Records shown -

Segment Open

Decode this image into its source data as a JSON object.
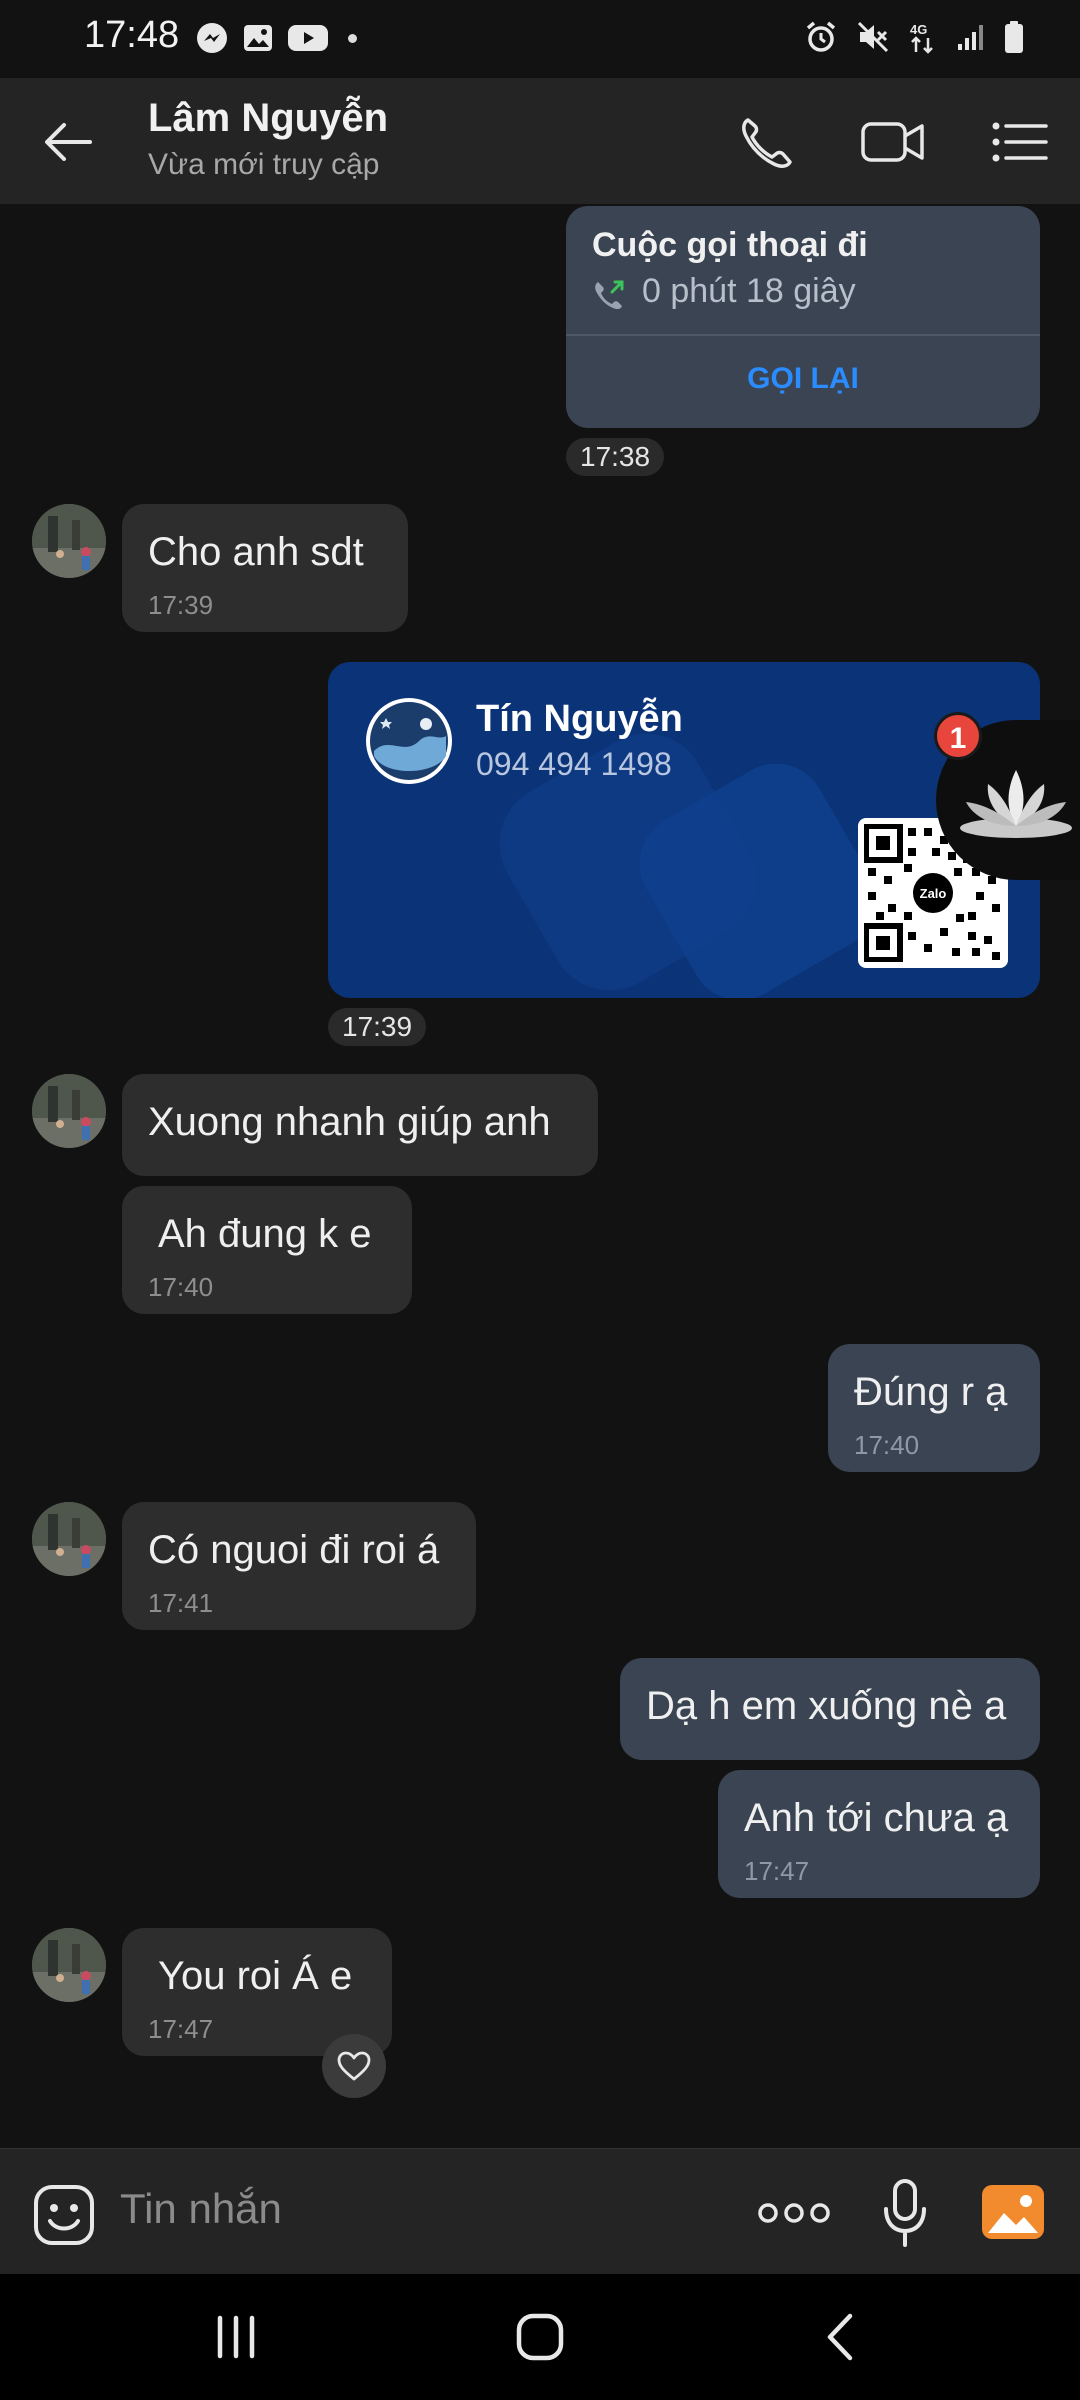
{
  "status_bar": {
    "time": "17:48",
    "network": "4G"
  },
  "header": {
    "contact_name": "Lâm Nguyễn",
    "contact_status": "Vừa mới truy cập"
  },
  "call_card": {
    "title": "Cuộc gọi thoại đi",
    "duration": "0 phút 18 giây",
    "action": "GỌI LẠI",
    "time": "17:38"
  },
  "messages": [
    {
      "text": "Cho anh sdt",
      "time": "17:39"
    },
    {
      "text": "Xuong nhanh giúp anh"
    },
    {
      "text": "Ah đung k e",
      "time": "17:40"
    },
    {
      "text": "Đúng r ạ",
      "time": "17:40"
    },
    {
      "text": "Có nguoi đi roi á",
      "time": "17:41"
    },
    {
      "text": "Dạ h em xuống nè a"
    },
    {
      "text": "Anh tới chưa ạ",
      "time": "17:47"
    },
    {
      "text": "You roi Á e",
      "time": "17:47"
    }
  ],
  "contact_card": {
    "name": "Tín Nguyễn",
    "phone": "094 494 1498",
    "time": "17:39",
    "qr_label": "Zalo"
  },
  "floating_badge": "1",
  "input": {
    "placeholder": "Tin nhắn"
  },
  "colors": {
    "background": "#121212",
    "incoming_bubble": "#2d2d2d",
    "outgoing_bubble": "#3a4453",
    "accent": "#2a8cff",
    "card": "#0b3478"
  }
}
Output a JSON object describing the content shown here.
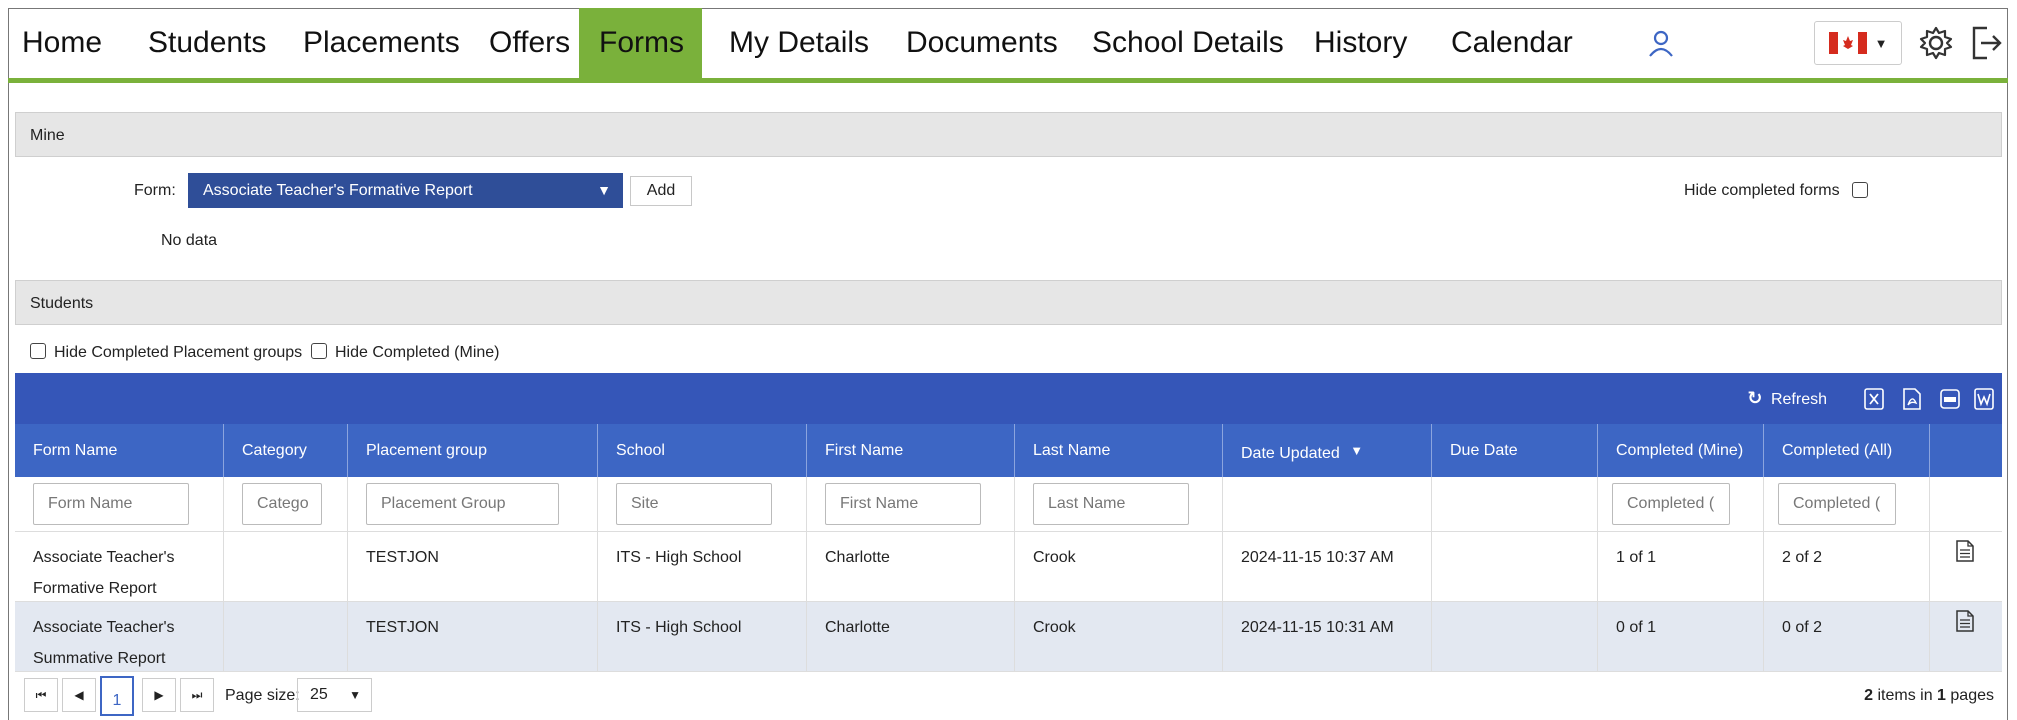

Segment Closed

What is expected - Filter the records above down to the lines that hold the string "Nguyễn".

Exercise solution -
    "contact_name": "Lâm Nguyễn",
    "name": "Tín Nguyễn",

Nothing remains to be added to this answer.